    The only way out for Labor will be to sell us out to China – which he will do. It will be dressed up as investment and jobs.
    God help us all if Albanese gets in.

  5. NelsonMuntzMEMBER

    The Empty Chair™ doesn’t stand a chance of getting elected, and I suspect is already being lined up to be replaced, hence Shorten doing the media rounds. The opposition has the gift of an incompetent and morally corrupt federal gov and their response is nothing.

    • Labor aren’t their own main problem, aside from their excessive pre-occupation with identity politics – the main problem is the selfish stoicism of the populace.

      • Jumping jack flash

        Agree with both.

        The people are selfish due to the isolating effect that repaying a mountain of debt you’re on the hook for will have.

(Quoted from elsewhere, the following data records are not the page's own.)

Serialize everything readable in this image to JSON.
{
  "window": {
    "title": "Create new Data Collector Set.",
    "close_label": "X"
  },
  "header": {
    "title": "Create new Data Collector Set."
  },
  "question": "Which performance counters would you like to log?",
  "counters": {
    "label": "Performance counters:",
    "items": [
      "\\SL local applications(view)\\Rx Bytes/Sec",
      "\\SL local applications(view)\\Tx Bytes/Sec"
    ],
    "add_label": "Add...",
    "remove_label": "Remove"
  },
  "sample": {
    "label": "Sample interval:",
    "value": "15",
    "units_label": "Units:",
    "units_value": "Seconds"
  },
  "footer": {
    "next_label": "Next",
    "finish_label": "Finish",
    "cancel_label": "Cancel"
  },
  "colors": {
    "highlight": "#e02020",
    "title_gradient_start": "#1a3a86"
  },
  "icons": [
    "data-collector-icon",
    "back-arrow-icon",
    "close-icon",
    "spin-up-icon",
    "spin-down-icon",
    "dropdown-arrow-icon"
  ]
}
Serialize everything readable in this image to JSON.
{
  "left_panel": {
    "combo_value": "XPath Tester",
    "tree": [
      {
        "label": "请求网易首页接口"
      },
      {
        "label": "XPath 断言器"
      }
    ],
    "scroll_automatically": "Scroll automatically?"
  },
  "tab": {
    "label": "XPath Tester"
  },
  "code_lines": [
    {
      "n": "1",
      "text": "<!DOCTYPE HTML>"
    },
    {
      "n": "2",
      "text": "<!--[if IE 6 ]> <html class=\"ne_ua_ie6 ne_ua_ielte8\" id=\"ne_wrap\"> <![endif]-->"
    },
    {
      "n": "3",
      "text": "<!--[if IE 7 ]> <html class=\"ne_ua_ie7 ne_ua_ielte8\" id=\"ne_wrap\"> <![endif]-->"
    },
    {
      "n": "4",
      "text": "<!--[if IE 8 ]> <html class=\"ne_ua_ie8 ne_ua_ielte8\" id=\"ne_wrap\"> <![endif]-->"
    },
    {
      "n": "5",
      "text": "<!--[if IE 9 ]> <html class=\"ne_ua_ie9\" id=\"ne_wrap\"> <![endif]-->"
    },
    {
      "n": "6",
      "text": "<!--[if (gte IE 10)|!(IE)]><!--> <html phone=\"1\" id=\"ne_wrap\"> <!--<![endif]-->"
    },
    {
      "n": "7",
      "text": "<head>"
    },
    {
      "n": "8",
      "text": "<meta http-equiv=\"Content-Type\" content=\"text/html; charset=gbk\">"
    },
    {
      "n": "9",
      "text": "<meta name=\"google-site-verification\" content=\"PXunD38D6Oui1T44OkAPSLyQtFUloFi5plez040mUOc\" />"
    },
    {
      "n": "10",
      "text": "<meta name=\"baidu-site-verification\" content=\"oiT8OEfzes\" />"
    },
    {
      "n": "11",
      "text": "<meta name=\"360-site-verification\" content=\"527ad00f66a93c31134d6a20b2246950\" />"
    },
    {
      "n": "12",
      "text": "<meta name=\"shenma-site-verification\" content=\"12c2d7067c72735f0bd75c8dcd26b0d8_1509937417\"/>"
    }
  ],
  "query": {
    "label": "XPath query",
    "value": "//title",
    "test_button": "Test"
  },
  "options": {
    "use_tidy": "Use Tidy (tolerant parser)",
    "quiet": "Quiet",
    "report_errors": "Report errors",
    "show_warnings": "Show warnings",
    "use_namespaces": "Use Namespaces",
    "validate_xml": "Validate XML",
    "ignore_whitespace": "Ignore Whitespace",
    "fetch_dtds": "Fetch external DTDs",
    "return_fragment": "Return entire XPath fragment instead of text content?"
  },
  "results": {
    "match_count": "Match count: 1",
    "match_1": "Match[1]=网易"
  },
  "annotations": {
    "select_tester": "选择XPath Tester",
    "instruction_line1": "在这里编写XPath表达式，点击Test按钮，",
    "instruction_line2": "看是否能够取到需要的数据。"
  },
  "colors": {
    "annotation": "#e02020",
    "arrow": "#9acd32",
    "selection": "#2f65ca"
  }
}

        Labor are certainly presented with a raft of opportunities to stick LNP to the wall, and that’s just with the whole COVID issue, but curiously they aren’t taking them. Is it simply ineptitude, or something else?

        If Rudd can walk in there and get stuff happening for Australia then why can’t Labor in general? Speaks volumes about the quality of our so-called leaders, and Rudd was nothing special when he was in the hotseat.

  6. If they get into power I’ll be toss my passport and jump on a refugee boat, then I’ll be welcomed with open arms way better then being an Aus overseas waiting for a process to be accepted back into my own country…

  7. kierans777MEMBER

    I wonder how Mr Pisarski feels about the fact Labor took these policies to two elections and lost, including the unloseable. I wonder how Mr Pisarski feels about the media bias that so distorted the debate on these topics that you have young tradies voting Liberal for the first time because they believed Labor would take away their franking credits.

    We need to address the media landscape that got the Liberals back in in 2019. We need the ALP to get in, and get an ICAC and truth in media laws passed ASAP. We can’t progress on climate, housing, or anything else until we break the Liberal propaganda machine.

  8. Albo seems to be leaving the opposition role to the ALP State Premiers at the moment. Maybe it isn’t the worst strategy in the current environment.

  9. I’m not sure that all is what is seems. I still think Labor is, at least mostly, Labor – they’ve just been getting by all the oldy and Mum-and-Dad rentiers, none of whom want to identify as workers anymore, and keep telling Labor to get their hands off their unearned perks…

    I’m not sure Labor can be Labor and win – the toxic stoicism in this country is too widespread.

    I can’t help but think they are trying to be ‘the better LNP’, then get into government, then smash through reforms under ‘mandate of the election’, which is the garbage the LNP keep telling us.

    I think we need to let Labor not be Labor now, so they can be Labor later…

    #Realpolitik

  10. But but but Labor. Obviously National Shelter, United Workers Union, Per Capita, Australian Council of Social Service and pensioners are right wing.